The success rate of the ROPA method is the same as that of in vitro fertilization (75% in women under 35 years of age), and depends, to a large extent, on the age of the woman who donates the eggs, as well as on the state of her ovarian reserve.

What is the legal framework for this treatment?

Although medically it is not a new procedure, since it does not involve changes in embryology protocols, it represents a revolution from the social point of view. A few years ago this technique could not be carried out, since the Assisted Human Reproduction Law made it very clear that all gamete donations had to be anonymous. However, in 2005 the Civil Code was modified and the rights of homosexual marriages were made equal to those of heterosexual marriages. From that moment on, the ROPA method cannot be considered a donation, since one part of the couple is freely sharing their gametes with the other, in exactly the same way as a heterosexual couple would do.

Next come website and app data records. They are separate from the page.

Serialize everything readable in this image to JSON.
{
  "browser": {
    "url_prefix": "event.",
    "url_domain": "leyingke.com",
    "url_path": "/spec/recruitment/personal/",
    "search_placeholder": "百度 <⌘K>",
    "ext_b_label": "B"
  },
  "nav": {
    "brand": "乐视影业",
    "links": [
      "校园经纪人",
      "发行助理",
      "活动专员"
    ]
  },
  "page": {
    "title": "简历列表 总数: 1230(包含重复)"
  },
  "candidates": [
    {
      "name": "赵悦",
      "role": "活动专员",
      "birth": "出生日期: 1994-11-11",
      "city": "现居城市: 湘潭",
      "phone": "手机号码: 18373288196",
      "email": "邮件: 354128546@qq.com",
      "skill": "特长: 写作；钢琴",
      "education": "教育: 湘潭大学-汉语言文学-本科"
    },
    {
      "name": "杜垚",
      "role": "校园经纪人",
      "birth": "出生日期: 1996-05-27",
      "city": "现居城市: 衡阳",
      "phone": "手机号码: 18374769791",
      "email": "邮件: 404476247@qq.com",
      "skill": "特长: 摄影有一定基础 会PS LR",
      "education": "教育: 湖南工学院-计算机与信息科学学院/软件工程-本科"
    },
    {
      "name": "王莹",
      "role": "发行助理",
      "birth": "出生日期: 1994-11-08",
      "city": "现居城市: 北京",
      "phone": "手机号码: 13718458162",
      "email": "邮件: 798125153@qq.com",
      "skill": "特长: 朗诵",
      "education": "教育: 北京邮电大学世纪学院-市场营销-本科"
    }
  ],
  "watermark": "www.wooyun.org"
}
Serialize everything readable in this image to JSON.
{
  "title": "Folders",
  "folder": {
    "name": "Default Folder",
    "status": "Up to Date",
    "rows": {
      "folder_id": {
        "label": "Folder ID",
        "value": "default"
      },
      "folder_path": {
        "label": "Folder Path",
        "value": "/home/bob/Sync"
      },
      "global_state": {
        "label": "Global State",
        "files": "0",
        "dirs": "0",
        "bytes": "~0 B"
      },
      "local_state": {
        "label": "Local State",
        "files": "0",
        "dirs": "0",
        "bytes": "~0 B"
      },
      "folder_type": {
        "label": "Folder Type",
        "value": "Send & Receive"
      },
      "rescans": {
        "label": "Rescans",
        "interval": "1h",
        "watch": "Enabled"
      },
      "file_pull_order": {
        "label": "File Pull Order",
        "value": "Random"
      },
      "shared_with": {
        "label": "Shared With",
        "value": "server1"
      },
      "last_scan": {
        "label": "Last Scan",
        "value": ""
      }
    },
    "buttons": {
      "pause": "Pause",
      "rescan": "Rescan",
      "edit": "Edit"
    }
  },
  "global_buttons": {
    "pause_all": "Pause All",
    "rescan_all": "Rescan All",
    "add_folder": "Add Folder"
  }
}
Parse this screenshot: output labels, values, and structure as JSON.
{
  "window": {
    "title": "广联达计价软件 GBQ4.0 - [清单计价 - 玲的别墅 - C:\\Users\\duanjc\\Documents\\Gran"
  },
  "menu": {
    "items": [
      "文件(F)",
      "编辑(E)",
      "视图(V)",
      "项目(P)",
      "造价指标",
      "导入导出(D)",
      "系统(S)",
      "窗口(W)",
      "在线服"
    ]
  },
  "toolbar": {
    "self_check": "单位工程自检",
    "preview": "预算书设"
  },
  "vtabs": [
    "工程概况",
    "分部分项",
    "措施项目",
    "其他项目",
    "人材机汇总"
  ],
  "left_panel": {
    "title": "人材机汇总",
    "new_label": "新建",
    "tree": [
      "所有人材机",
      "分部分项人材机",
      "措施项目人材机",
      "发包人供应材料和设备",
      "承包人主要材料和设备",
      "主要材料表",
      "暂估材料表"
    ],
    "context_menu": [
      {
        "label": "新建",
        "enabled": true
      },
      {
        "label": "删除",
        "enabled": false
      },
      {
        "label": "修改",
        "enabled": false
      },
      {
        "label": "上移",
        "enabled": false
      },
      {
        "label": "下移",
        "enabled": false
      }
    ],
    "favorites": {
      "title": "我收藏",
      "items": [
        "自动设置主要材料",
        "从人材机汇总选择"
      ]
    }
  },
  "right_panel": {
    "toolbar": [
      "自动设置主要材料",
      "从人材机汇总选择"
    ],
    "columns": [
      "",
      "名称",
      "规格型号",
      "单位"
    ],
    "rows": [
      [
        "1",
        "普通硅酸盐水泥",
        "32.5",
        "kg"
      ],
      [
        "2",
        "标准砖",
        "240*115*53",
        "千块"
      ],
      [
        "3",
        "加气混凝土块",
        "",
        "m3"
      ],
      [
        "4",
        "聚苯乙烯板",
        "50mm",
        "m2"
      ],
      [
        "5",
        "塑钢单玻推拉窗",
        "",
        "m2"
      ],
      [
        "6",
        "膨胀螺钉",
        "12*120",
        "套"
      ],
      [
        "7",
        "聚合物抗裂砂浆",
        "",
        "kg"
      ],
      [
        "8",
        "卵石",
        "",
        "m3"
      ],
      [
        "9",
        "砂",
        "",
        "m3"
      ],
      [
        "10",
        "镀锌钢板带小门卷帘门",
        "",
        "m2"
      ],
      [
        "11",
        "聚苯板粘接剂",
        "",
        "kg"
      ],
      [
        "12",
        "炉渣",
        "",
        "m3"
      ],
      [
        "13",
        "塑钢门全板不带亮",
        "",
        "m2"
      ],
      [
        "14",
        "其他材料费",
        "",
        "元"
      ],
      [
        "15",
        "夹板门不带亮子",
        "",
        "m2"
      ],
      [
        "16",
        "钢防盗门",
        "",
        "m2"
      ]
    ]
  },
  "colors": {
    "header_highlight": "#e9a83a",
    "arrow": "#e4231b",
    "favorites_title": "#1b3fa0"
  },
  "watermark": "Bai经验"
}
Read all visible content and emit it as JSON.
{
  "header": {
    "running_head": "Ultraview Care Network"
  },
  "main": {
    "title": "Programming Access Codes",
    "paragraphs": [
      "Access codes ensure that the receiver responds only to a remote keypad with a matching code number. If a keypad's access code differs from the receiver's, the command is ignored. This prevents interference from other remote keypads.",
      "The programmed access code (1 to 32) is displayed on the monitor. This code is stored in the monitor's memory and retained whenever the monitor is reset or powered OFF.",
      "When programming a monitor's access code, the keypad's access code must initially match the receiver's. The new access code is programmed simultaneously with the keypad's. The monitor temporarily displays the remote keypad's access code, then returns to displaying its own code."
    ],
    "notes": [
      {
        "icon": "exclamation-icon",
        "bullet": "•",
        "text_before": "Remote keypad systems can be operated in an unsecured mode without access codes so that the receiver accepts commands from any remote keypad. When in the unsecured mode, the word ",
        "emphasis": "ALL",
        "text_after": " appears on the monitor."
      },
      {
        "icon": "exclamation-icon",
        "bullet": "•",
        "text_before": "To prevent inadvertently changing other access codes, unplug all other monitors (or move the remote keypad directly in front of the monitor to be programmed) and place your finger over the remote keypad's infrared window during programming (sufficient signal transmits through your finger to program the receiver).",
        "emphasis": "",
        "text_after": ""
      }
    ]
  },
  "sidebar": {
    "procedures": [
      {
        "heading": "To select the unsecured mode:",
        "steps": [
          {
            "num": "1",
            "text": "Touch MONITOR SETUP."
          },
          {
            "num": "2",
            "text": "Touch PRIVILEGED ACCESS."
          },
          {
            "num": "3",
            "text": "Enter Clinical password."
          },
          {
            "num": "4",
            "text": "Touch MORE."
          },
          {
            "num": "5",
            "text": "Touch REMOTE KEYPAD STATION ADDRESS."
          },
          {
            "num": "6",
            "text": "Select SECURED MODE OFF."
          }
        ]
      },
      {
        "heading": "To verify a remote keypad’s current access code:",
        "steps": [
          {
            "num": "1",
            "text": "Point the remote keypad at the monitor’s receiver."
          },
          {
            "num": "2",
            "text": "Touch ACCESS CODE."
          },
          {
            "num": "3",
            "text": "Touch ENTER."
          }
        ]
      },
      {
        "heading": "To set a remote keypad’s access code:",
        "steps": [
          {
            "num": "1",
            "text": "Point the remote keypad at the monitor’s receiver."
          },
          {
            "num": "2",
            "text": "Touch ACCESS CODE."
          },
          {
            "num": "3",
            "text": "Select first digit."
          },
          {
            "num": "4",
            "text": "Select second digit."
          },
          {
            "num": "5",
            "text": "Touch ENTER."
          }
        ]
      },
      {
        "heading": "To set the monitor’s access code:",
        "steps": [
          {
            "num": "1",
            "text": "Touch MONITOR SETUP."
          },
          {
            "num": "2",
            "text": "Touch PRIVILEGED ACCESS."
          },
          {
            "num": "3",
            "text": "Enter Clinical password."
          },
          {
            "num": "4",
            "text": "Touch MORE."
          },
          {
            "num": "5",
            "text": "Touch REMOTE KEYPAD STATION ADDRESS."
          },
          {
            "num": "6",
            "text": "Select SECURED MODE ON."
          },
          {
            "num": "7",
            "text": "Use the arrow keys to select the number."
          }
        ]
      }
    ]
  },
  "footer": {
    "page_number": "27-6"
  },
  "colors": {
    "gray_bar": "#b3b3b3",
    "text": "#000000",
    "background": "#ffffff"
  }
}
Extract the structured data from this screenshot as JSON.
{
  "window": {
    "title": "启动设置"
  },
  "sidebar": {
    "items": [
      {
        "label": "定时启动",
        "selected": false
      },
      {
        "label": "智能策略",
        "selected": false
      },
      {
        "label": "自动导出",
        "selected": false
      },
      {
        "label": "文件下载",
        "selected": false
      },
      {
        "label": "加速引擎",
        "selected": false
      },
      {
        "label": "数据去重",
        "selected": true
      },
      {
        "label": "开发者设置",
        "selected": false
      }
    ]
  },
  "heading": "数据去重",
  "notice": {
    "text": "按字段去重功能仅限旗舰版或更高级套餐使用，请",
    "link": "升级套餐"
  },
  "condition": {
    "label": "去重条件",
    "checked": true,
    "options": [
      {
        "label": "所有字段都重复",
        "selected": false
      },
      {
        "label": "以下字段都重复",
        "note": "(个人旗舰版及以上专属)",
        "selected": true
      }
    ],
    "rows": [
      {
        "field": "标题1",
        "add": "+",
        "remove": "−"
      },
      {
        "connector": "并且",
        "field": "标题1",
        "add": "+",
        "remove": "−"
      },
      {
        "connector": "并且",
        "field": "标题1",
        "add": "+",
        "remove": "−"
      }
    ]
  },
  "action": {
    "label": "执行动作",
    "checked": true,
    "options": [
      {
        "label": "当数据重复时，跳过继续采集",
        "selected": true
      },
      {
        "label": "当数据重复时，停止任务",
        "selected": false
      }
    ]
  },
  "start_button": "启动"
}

Furthermore, according to current Spanish legislation, since 2007 the law recognizes dual maternity in the Civil Registry and children born from the ROPA method can have two mothers for legal purposes. The only requirement for this is that the couple must be married. In the case of unmarried couples, donation is possible but the mother who does not gestate the embryo must initiate a process of adoption of the future baby.

At CREA we have a great team of qualified professionals who have a continuous control of the treatments, and we perform this assisted reproduction procedure with the most advanced tools and in a quality laboratory equipped with the latest technology so that the chances of success are maximized.